Sources of Funds for Higher Education
The following are common sources of funds used by students and their families for higher education:
1. Personal savings (from summer jobs)
2. Help from family (RESPs & other support)
3. Government loans & grants
4. Private loans (lines of credit from banks, etc.)
5. Working during the school year
Even with funding from all the common sources above, the average student who graduates with debt has about $27,000 of debt to pay back after their first degree or diploma.
Here are some tips on finding more sources of free money to decrease (or eliminate) potential post-secondary debt:
1) Visit college and university Financial Aid websites. All higher ed institutions have Financial Aid webpages which list ever-changing possible sources of funding for prospective and current students-from government loans to entrance awards, bursaries and other scholarships offered uniquely to students attending that school.
2) Familiarize yourself with government student loan and grant programs. Start at: www.canlearn.ca. Each province’s loan program details are listed here. Application deadlines are important to note.
3) Register at www.ScholarshipsCanada.com which has a matching system to help narrow down awards best suited to your unique profile. There’s also a search tool located at the top right corner for registered members when they log in. Parents and educators are welcome to sign up. Over $177 million dollars in awards are available every school year!
4) Ask employers—your parents’ and/or your own. They may have a scholarship for employees and their children or a tuition reimbursement program.
5) Use www.HigherEdPoints.com! We allow you to convert anyone’s loyalty points into funds for tuition and for loan repayments at over 80 Participating Institutions in Canada!
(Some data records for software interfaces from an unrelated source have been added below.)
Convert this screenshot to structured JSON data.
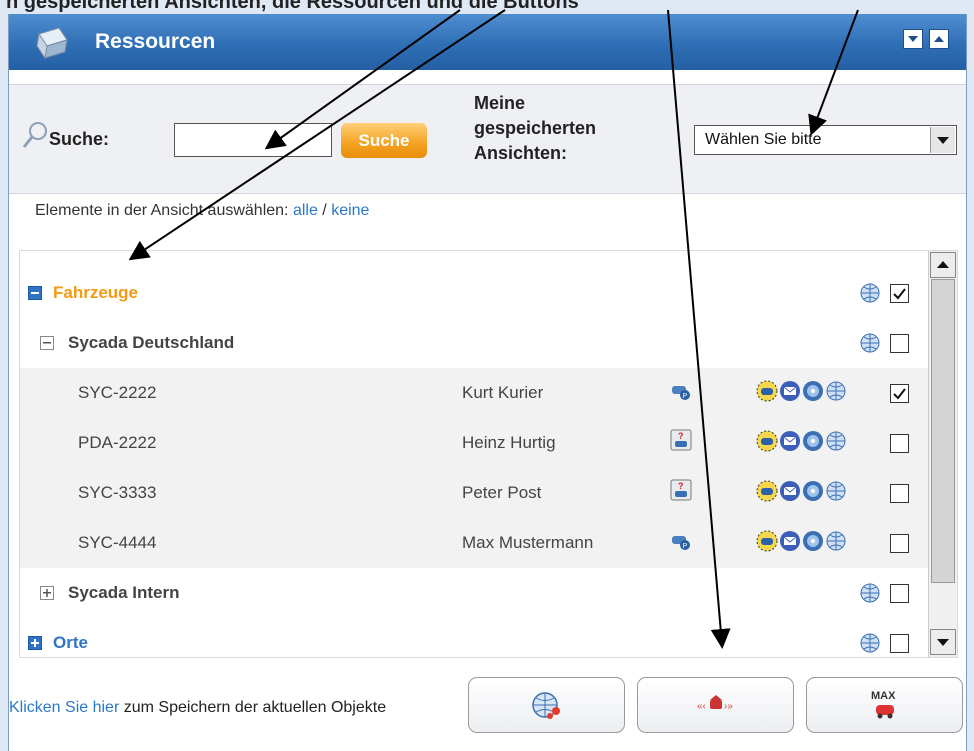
{
  "banner": {
    "text": "n gespeicherten Ansichten, die Ressourcen und die Buttons"
  },
  "window": {
    "title": "Ressourcen",
    "title_icon": "ressourcen-icon",
    "minimize_icon": "minimize-icon",
    "maximize_icon": "maximize-icon"
  },
  "search": {
    "label": "Suche:",
    "input_value": "",
    "button_label": "Suche",
    "views_label": "Meine gespeicherten Ansichten:",
    "views_selected": "Wählen Sie bitte"
  },
  "selection": {
    "prefix": "Elemente in der Ansicht auswählen: ",
    "all_link": "alle",
    "separator": " / ",
    "none_link": "keine"
  },
  "tree": {
    "groups": [
      {
        "label": "Fahrzeuge",
        "expanded": true,
        "checked": true
      },
      {
        "label": "Sycada Deutschland",
        "expanded": true,
        "checked": false
      },
      {
        "label": "Sycada Intern",
        "expanded": false,
        "checked": false
      },
      {
        "label": "Orte",
        "expanded": false,
        "checked": false
      }
    ],
    "vehicles": [
      {
        "id": "SYC-2222",
        "driver": "Kurt Kurier",
        "status_icon": "parked-car-icon",
        "checked": true
      },
      {
        "id": "PDA-2222",
        "driver": "Heinz Hurtig",
        "status_icon": "unknown-car-icon",
        "checked": false
      },
      {
        "id": "SYC-3333",
        "driver": "Peter Post",
        "status_icon": "unknown-car-icon",
        "checked": false
      },
      {
        "id": "SYC-4444",
        "driver": "Max Mustermann",
        "status_icon": "parked-car-icon",
        "checked": false
      }
    ],
    "row_action_icons": [
      "car-locate-icon",
      "message-icon",
      "route-icon",
      "globe-icon"
    ]
  },
  "footer": {
    "link": "Klicken Sie hier",
    "text": " zum Speichern der aktuellen Objekte",
    "buttons": [
      {
        "icon": "globe-network-icon"
      },
      {
        "icon": "center-vehicle-icon"
      },
      {
        "icon": "max-vehicle-icon",
        "label": "MAX"
      }
    ]
  },
  "colors": {
    "title_bar": "#2f6fb5",
    "accent_orange": "#f39a12",
    "link_blue": "#2a79c9"
  }
}
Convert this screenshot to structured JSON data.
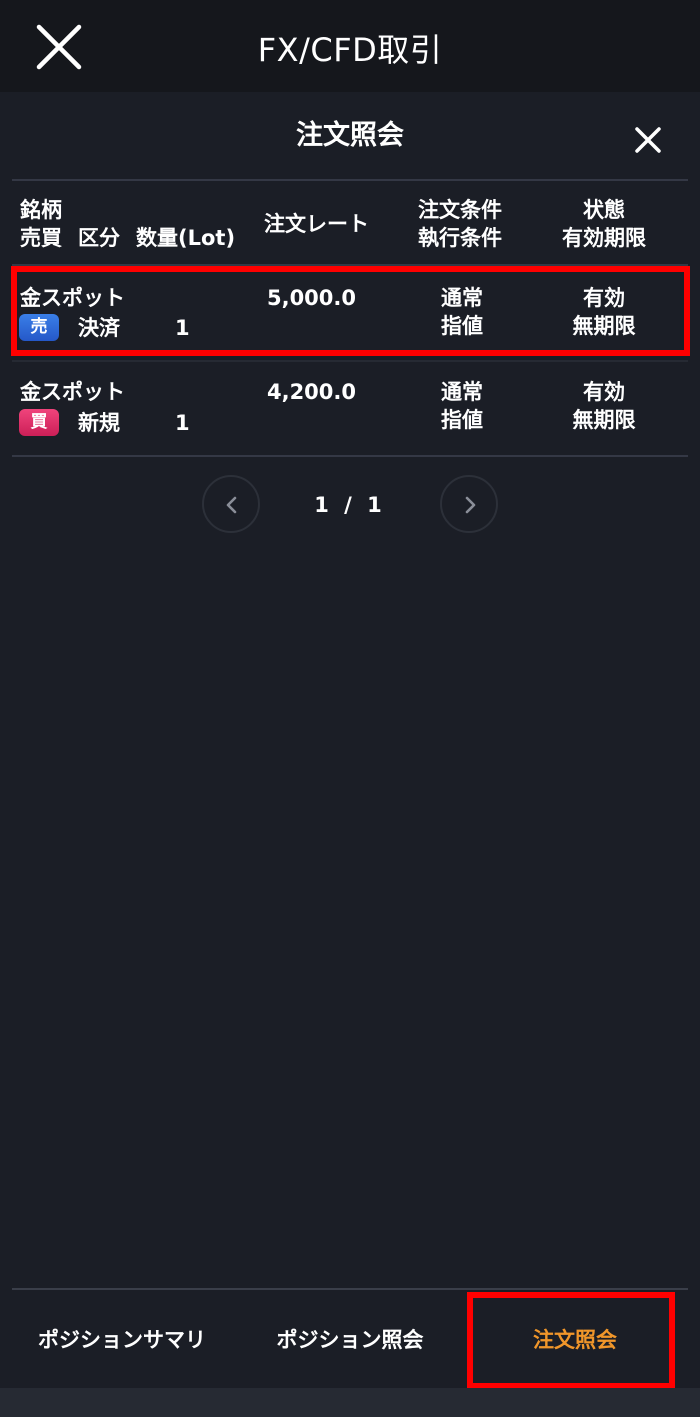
{
  "app": {
    "title": "FX/CFD取引",
    "close_icon": "close-icon"
  },
  "panel": {
    "title": "注文照会",
    "close_icon": "close-icon"
  },
  "table": {
    "headers": {
      "symbol": "銘柄",
      "side": "売買",
      "category": "区分",
      "quantity": "数量(Lot)",
      "rate": "注文レート",
      "order_condition": "注文条件",
      "exec_condition": "執行条件",
      "status": "状態",
      "expiry": "有効期限"
    },
    "rows": [
      {
        "symbol": "金スポット",
        "side": "売",
        "category": "決済",
        "quantity": "1",
        "rate": "5,000.0",
        "order_condition": "通常",
        "exec_condition": "指値",
        "status": "有効",
        "expiry": "無期限",
        "side_color": "#2f6bd8"
      },
      {
        "symbol": "金スポット",
        "side": "買",
        "category": "新規",
        "quantity": "1",
        "rate": "4,200.0",
        "order_condition": "通常",
        "exec_condition": "指値",
        "status": "有効",
        "expiry": "無期限",
        "side_color": "#e3326b"
      }
    ]
  },
  "pager": {
    "text": "1 / 1",
    "prev_icon": "chevron-left-icon",
    "next_icon": "chevron-right-icon"
  },
  "bottom_nav": {
    "items": [
      {
        "label": "ポジションサマリ",
        "active": false
      },
      {
        "label": "ポジション照会",
        "active": false
      },
      {
        "label": "注文照会",
        "active": true
      }
    ],
    "active_color": "#f0962a"
  },
  "colors": {
    "highlight": "#ff0000",
    "background": "#1b1e26"
  }
}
6) When on campus stop in at the Financial Aid office (when touring, but especially once enrolled). Visit regularly to ask about any new or open awards. Your school might have a “one app” program (e.g. UNB has ONE application students fill out each year which automatically puts students in the running over 850 awards—imagine getting a cash windfall just because you filled in a form!)
7) Ask about Work Study programs on your campus—usually run by the Financial Aid department.
8) Make the Campus Career Center another regular stop on your rounds. A job will earn you some cash, but it may also help you land a job once you graduate. Employers like students with 2-3 years work experience (even for ‘entry level’ positions!).
Searching for funds for higher education pays off…search now, search often!